Background & aims: Lynch syndrome is the most common hereditary colorectal cancer (CRC) syndrome. Some previous estimates of lifetime risk for CRC and endometrial cancer (EC) did not control for ascertainment and were susceptible to bias toward overestimated risk.
Methods: We studied 147 families with mismatch repair gene mutations (55 MLH1, 81 MSH2, and 11 MSH6) identified at 2 US cancer genetics clinics. Age-specific cumulative risks (penetrance) and hazard ratio (HR) estimates of CRC and EC risks were calculated and compared with the general population using modified segregation analysis. The likelihood for each pedigree was conditioned on the proband and first-degree relatives affected with CRC to reduce ascertainment bias and overestimation of penetrance.
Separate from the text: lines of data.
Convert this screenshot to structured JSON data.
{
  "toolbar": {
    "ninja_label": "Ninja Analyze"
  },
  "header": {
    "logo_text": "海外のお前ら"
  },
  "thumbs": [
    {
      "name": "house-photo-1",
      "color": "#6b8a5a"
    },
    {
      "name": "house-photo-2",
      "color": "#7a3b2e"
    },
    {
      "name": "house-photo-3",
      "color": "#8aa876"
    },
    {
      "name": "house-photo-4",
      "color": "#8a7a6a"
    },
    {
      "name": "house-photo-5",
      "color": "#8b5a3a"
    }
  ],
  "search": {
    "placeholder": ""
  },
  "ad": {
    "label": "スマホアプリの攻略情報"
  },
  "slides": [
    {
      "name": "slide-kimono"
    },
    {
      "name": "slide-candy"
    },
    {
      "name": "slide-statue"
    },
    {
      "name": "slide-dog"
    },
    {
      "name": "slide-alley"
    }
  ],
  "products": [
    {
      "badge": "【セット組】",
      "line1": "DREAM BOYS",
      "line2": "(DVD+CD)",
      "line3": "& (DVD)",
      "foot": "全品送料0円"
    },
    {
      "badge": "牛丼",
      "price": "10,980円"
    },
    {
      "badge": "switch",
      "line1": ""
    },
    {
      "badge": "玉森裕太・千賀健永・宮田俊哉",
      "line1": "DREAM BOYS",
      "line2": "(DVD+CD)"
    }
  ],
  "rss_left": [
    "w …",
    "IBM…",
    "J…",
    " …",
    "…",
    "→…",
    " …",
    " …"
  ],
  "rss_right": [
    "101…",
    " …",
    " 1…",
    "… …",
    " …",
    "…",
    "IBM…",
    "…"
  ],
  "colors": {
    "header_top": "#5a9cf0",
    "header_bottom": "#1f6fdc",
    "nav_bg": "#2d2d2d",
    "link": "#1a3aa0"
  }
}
Results: We analyzed 628 cases of CRC, diagnosed at the median ages of 42 and 47 years for men and women, respectively. The cumulative risk of CRC was 66.08% (95% confidence interval [CI], 59.47%-76.17%) for men and 42.71% (95% CI, 36.57%-52.83%) for women, with overall HRs of 148.4 and 51.1, respectively. CRC risk was highest for males with mutations in MLH1. There were 155 cases of EC, diagnosed at a median age of 47.5 years. The cumulative risk of EC was 39.39% (95% CI, 30.78%-46.94%) with an overall HR of 39.0 (95% CI, 30.4-50.2). For women, the cumulative risk of CRC or EC was 73.42% (95% CI, 63.76%-80.54%).
Conclusions: Lifetime risks of CRC and EC in mismatch repair gene mutation carriers are high even after adjusting for ascertainment. These estimates are valuable for patients and providers; specialized cancer surveillance is necessary.